So despite my mantra of “exercise all you can so you can eat what you want”, I needed to change. I went cold turkey and jumped on the Paleo bandwagon. We stripped the cupboards bare of all processed food, especially flour, pasta, and other starches. The same with sugars. Within two weeks, I was free of the painful heart-attack like symptoms that I suffered from my gall bladder. My blood lipids were completely back to normal and I was losing weight and bodyfat. It was amazing what it did for my life.

Since those days, I’ve moderated my views and overlapped other concepts into my life. I am still mostly Paleo since I pay for it when I go back to the Dark Side. I used to be the bonehead at the party who was vocal about what I “wasn’t” eating and would preach all the facts about the bad foods that were there. I’m more sociable now. I’ll graze on fun foods knowing that I’ll eat clean 98% of the time. During the work week, I’m essentially a Warrior Diet advocate. Here are some ideas that I abide by:

  • Breakfast consists of coffee with a half-teaspoon of creatine and a tablespoon of coconut oil which provides energy and muscle cell hypertrophy. I’m not very hungry anyway in the morning because of what I eat before bed.
  • I skip lunch but may snack on a protein bar, a spoonful of peanut butter, or maybe a protein shake to keep my energy, prevent muscle catabolism, and maintain low insulin levels for fat burning.
  • I usually do Olympic lifting in the morning, yoga over lunch, and a CrossFit WOD with bodybuilding after work. Then I eat dinner.
  • Dinner is the largest meal of the day. Caveman drag food home to cook and eat! I get my daily dose of calories at this time. Although, I’m usually not starving because I haven’t faced insulin spikes from what the FDA and others would recommend with small meals throughout the day. It is balanced with lots of protein, fat, and veggies.
  • Currently, my pre-bedtime ritual is to take Progenex Cocoon. It has amino acids like tryptophan to help you sleep. It also has other proteins that aids muscle building and recovery. I take creatine with this too. Your highest levels of testosterone and other growth hormones occur as you sleep. Your cortisol levels drop and serotonin increases. So you do some fat burning as well as opposed to fat storage. Your fat is being used to make new cells and aid in hormone building (which are made of fats).

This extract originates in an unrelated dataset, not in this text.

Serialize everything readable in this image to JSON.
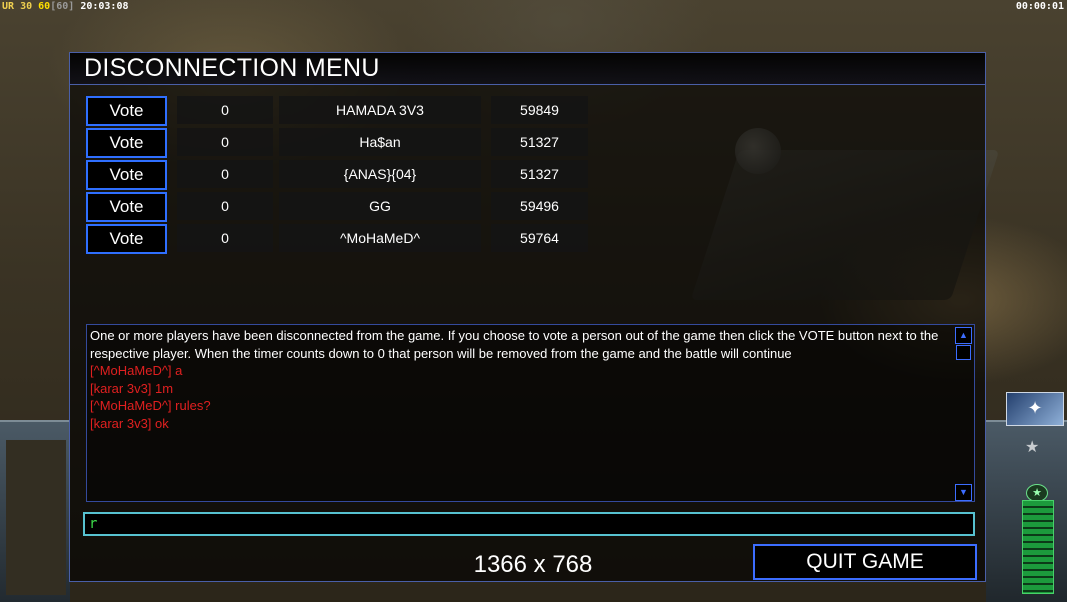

So far so good. I still enjoy a few cheats along the way. I’m not perfect. If I get really hungry or if I know I am teaching an intense yoga class or hot yoga, I’ll eat lunch or a snack hours before. I still stick to a mostly Warrior/Paleo styled diet and it seems to work for me. The bonus of not planning breakfast or lunch is I never worry about what I’m going to eat. And I can really enjoy a savory dinner and a nice sleep at night. I also got to keep my gall bladder.